App and web page records:
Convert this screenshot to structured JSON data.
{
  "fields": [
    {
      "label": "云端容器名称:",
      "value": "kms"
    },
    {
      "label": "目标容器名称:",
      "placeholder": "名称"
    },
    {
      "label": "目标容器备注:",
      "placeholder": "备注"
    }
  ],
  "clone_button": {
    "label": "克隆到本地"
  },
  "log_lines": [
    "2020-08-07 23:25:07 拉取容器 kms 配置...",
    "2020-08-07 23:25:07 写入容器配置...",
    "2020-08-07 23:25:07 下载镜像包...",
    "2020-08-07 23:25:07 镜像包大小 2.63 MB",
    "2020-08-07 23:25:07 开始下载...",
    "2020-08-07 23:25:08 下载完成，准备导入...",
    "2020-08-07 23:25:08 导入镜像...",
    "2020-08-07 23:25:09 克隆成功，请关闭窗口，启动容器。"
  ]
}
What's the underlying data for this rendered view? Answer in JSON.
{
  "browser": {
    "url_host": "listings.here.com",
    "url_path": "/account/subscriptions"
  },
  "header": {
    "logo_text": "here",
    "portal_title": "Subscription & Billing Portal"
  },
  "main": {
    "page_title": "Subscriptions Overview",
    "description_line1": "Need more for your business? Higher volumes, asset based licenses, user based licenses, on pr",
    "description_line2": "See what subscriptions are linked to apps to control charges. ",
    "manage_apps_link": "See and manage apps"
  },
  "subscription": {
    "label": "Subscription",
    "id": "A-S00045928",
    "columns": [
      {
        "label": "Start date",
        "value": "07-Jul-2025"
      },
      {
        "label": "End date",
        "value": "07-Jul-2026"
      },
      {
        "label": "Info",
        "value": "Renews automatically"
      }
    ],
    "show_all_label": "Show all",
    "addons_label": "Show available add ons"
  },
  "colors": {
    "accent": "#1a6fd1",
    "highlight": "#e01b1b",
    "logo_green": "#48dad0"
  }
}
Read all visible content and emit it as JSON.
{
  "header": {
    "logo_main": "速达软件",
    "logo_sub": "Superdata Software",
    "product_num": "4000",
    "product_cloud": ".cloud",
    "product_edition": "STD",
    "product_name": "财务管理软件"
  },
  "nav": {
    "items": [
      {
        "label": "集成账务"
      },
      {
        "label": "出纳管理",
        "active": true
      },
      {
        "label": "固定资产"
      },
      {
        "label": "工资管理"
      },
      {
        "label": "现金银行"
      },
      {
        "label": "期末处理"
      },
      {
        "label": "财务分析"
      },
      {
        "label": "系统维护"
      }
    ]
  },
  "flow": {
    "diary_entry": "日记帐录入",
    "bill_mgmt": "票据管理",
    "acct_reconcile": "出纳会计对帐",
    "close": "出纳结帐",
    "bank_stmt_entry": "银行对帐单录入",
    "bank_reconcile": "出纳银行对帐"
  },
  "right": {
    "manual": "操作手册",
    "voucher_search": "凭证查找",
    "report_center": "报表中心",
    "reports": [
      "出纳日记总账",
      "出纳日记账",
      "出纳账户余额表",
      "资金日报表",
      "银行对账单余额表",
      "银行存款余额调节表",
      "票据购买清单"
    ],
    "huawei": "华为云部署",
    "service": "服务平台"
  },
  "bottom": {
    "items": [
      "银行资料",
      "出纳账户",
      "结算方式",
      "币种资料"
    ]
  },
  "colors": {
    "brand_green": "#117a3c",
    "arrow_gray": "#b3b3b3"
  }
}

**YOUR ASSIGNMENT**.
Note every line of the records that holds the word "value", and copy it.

**RESULT OF THIS EXERCISE**.
      "value": "kms"
        "value": "07-Jul-2025"
        "value": "07-Jul-2026"
        "value": "Renews automatically"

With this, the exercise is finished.